Wenger strikes something of a lonely figure at the moment, with having little support from the board, while the failings in the window may be other's mishaps, the CM issue ulitmatley comes down to Wenger for perhaps not working quickly enough to address the issue(s).
Arsenal are not incompetent however. They are far from it. However, their dealings off the field can be laughable at times. Arsenal's scouting operation(s) are not thought of very highly, anywhere in the world, their negotiation tactics are not highly regarded and their late decisions and dilly-dallying mean that signing people late was almost certainly impossible.
On Wenger himself, Ornstein says that basically Gazidis and Wenger's relationship is not perfect, but it is also nowhere near as bad as people make it out to be, they get on very well and even meet during Friday lunchtimes.
Wenger and Gazidis did not discuss Wenger's contract. It's still not known what happened there.
Wenger basically does not have the support that he needs from around the club. He doesn't have the structures and support in place to get him or the club to where either of them want to be, Wenger is essentially on his own.
The hysteria surrounding results can worry people and there's no reason that Arsenal can't still do well this season.
Wenger is incredibly hurt when Arsenal lose and as an Arsenal supporter, he was worried that his contract last season was the main reason for fan devision and is incredibly worried about the Arsenal fans this season too.
Stan Kroenke is incredibly interested in winning trophies at Arsenal and is very hungry to bring success to the club, however, he will not inject any of his own personal wealth into the club, which is also a club decision made at board level.
The board may reconsider not allowing Kroenke not to invest his own personal wealth into the club. Arsenal are very ethical in the way that they operate. In fact, they have pulled out of transfers such as the signing of N'Golo Kanté, as his agent was demanded a higher fee and Arsenal felt that this could leave the transfer open to investigation, so they pulled out. Arsenal do things by the book, perhaps too by the book.
Arsenal don't seem to show any signs of wanting to change from this business model, which is a worry for them. As their revenues are very low compared to their other club counterpoints. Arsenal have fallen very far behind other big clubs in terms of commercial revenue or their kit deals.
Wenger was hesitant about signing a new deal until meeting with Kroenke.
The day-to-day running of the club is left to Ivan Gazidis. Josh Kroenke is present far more than his father, unfortunately Josh Kroenke is worried that he may step on his father's toes as Josh Kroenke is not the owner, it is not currently known if the club will be passed down to him at a later date. But Josh Kroenke is enthusiastic and is offering all his support to the board if they need it and is always available via comm links and the like.
Ivan Gazidis is a very good operator, but he is more of an Operations Manager than an actual CEO.
The board was split on Wenger's future.
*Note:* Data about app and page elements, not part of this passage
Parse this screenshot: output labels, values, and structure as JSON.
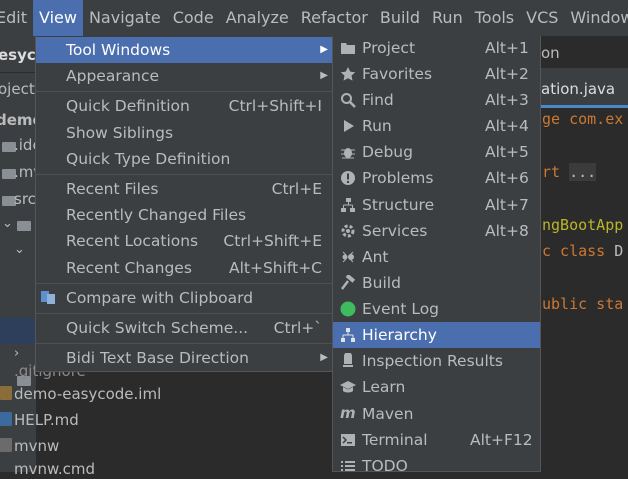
{
  "menubar": {
    "items": [
      {
        "label": "Edit"
      },
      {
        "label": "View"
      },
      {
        "label": "Navigate"
      },
      {
        "label": "Code"
      },
      {
        "label": "Analyze"
      },
      {
        "label": "Refactor"
      },
      {
        "label": "Build"
      },
      {
        "label": "Run"
      },
      {
        "label": "Tools"
      },
      {
        "label": "VCS"
      },
      {
        "label": "Window"
      }
    ]
  },
  "background": {
    "project_label": "esyco",
    "project_tab": "oject",
    "demo_label": "demo",
    "tree": [
      ".ide",
      ".mv",
      "src"
    ],
    "files": [
      ".gitignore",
      "demo-easycode.iml",
      "HELP.md",
      "mvnw",
      "mvnw.cmd"
    ],
    "editor_tab_1": "on",
    "editor_tab_2": "ation.java",
    "code_lines": [
      "ge com.ex",
      "rt ...",
      "ngBootApp",
      "c class D",
      "ublic sta"
    ]
  },
  "view_menu": {
    "items": [
      {
        "label": "Tool Windows",
        "shortcut": ""
      },
      {
        "label": "Appearance",
        "shortcut": ""
      },
      {
        "label": "Quick Definition",
        "shortcut": "Ctrl+Shift+I"
      },
      {
        "label": "Show Siblings",
        "shortcut": ""
      },
      {
        "label": "Quick Type Definition",
        "shortcut": ""
      },
      {
        "label": "Recent Files",
        "shortcut": "Ctrl+E"
      },
      {
        "label": "Recently Changed Files",
        "shortcut": ""
      },
      {
        "label": "Recent Locations",
        "shortcut": "Ctrl+Shift+E"
      },
      {
        "label": "Recent Changes",
        "shortcut": "Alt+Shift+C"
      },
      {
        "label": "Compare with Clipboard",
        "shortcut": ""
      },
      {
        "label": "Quick Switch Scheme...",
        "shortcut": "Ctrl+`"
      },
      {
        "label": "Bidi Text Base Direction",
        "shortcut": ""
      }
    ]
  },
  "tool_windows_menu": {
    "items": [
      {
        "label": "Project",
        "shortcut": "Alt+1",
        "icon": "folder-icon"
      },
      {
        "label": "Favorites",
        "shortcut": "Alt+2",
        "icon": "star-icon"
      },
      {
        "label": "Find",
        "shortcut": "Alt+3",
        "icon": "search-icon"
      },
      {
        "label": "Run",
        "shortcut": "Alt+4",
        "icon": "play-icon"
      },
      {
        "label": "Debug",
        "shortcut": "Alt+5",
        "icon": "bug-icon"
      },
      {
        "label": "Problems",
        "shortcut": "Alt+6",
        "icon": "warning-icon"
      },
      {
        "label": "Structure",
        "shortcut": "Alt+7",
        "icon": "structure-icon"
      },
      {
        "label": "Services",
        "shortcut": "Alt+8",
        "icon": "services-icon"
      },
      {
        "label": "Ant",
        "shortcut": "",
        "icon": "ant-icon"
      },
      {
        "label": "Build",
        "shortcut": "",
        "icon": "hammer-icon"
      },
      {
        "label": "Event Log",
        "shortcut": "",
        "icon": "event-log-icon"
      },
      {
        "label": "Hierarchy",
        "shortcut": "",
        "icon": "hierarchy-icon"
      },
      {
        "label": "Inspection Results",
        "shortcut": "",
        "icon": "inspection-icon"
      },
      {
        "label": "Learn",
        "shortcut": "",
        "icon": "learn-icon"
      },
      {
        "label": "Maven",
        "shortcut": "",
        "icon": "maven-icon"
      },
      {
        "label": "Terminal",
        "shortcut": "Alt+F12",
        "icon": "terminal-icon"
      },
      {
        "label": "TODO",
        "shortcut": "",
        "icon": "todo-icon"
      }
    ]
  },
  "colors": {
    "menu_bg": "#3c3f41",
    "highlight": "#4b6eaf",
    "event_log_green": "#3dbb5e",
    "code_orange": "#cc7832"
  }
}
Arsenal are looking at clubs like Atlético Madrid and Leicester City as great examples of how to run a football club and still achieve. Wenger personally does not like the comparisons between the two clubs, however, he does see how the clubs have done well. The board are far more fixated on the other clubs.
Arsenal are making star signings, but their decisions do not seem to reflect this. Arsenal and their board have the best of intentions, but they don't carry it out very well and their thinking sometimes discredits the earlier ideals that they held.
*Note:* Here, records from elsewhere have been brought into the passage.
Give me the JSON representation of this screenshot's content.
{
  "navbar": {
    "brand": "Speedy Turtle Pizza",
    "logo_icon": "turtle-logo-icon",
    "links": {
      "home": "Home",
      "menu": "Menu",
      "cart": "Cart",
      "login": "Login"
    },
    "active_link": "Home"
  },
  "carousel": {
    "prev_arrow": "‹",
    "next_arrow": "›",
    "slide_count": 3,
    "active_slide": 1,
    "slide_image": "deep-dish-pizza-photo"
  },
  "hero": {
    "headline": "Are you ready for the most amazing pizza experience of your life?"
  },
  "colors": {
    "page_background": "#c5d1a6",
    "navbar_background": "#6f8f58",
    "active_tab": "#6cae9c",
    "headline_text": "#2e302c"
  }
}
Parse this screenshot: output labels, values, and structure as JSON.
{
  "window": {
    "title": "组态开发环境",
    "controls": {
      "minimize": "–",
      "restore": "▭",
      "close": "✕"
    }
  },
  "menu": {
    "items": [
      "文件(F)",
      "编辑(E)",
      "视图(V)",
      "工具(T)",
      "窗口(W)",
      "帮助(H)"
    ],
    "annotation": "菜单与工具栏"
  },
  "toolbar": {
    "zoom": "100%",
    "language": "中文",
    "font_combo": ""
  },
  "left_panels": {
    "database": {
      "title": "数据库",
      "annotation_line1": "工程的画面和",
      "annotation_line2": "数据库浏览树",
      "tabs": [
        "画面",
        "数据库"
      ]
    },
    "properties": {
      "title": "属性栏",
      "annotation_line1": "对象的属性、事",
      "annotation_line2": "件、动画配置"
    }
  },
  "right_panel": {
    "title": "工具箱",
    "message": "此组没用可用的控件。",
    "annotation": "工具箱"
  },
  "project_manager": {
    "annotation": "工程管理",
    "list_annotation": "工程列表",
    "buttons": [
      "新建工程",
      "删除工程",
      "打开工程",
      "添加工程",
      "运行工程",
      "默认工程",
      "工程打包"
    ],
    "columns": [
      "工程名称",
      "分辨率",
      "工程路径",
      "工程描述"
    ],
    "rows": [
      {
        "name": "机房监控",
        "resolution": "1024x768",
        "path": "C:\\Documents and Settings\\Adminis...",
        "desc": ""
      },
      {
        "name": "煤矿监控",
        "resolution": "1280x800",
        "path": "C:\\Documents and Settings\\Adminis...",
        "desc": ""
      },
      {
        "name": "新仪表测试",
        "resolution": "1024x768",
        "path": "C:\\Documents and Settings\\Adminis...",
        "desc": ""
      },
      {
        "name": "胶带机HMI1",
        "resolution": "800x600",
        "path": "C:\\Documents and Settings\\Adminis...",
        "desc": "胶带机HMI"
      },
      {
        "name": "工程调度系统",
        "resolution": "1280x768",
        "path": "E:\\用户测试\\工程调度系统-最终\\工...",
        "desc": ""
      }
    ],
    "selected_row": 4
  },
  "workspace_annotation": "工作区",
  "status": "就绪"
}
Arsenal absolutely want to succeed, they are desperate to win and it seems that for all it's worth so is Stan Kroenke, but Arsène Wenger is absolutely desperate for winning things!
Arsenal have laid out the vision for the club to future players and to former players like Robin van Persie, but Arsenal have perhaps focused more on improving their academy facilities etc, rather than the squad itself.
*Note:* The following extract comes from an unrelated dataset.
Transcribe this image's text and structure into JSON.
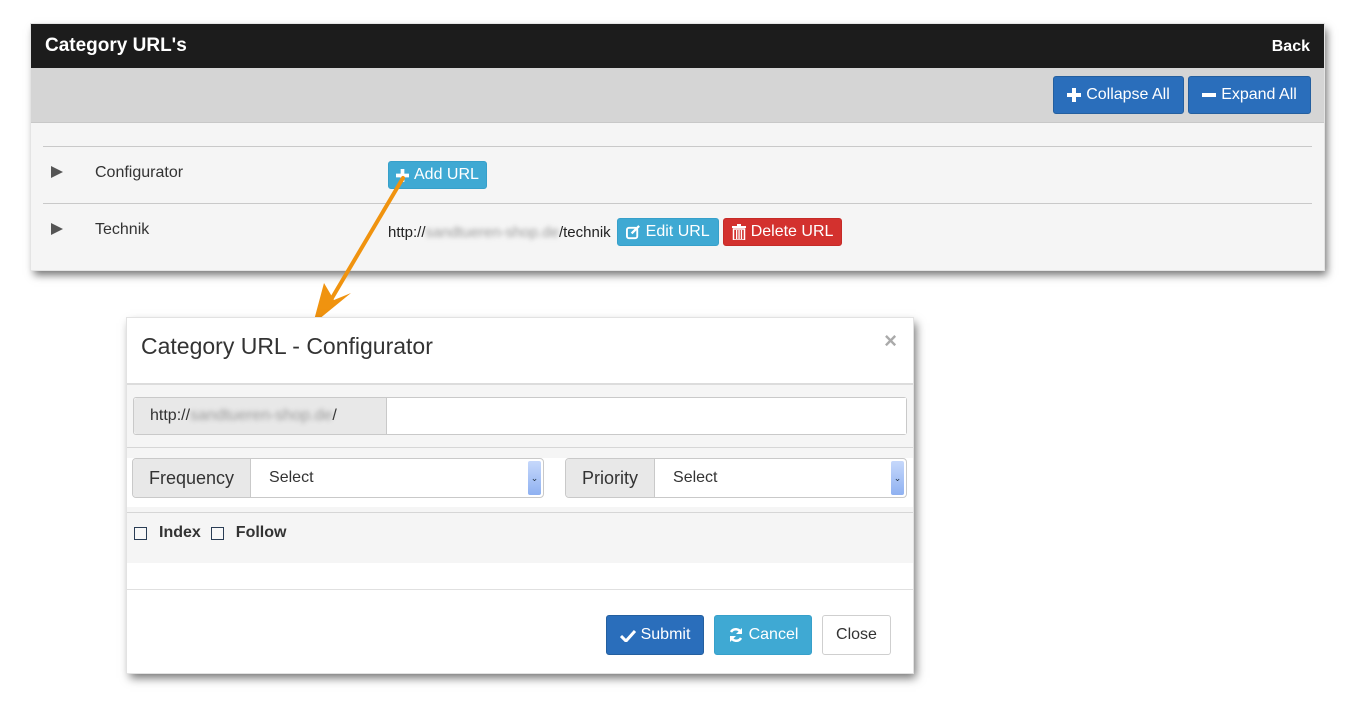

Arsenal have still been very successful with three FA Cups in four years, which many clubs would love to have, but Arsenal's expectations are a lot higher than that.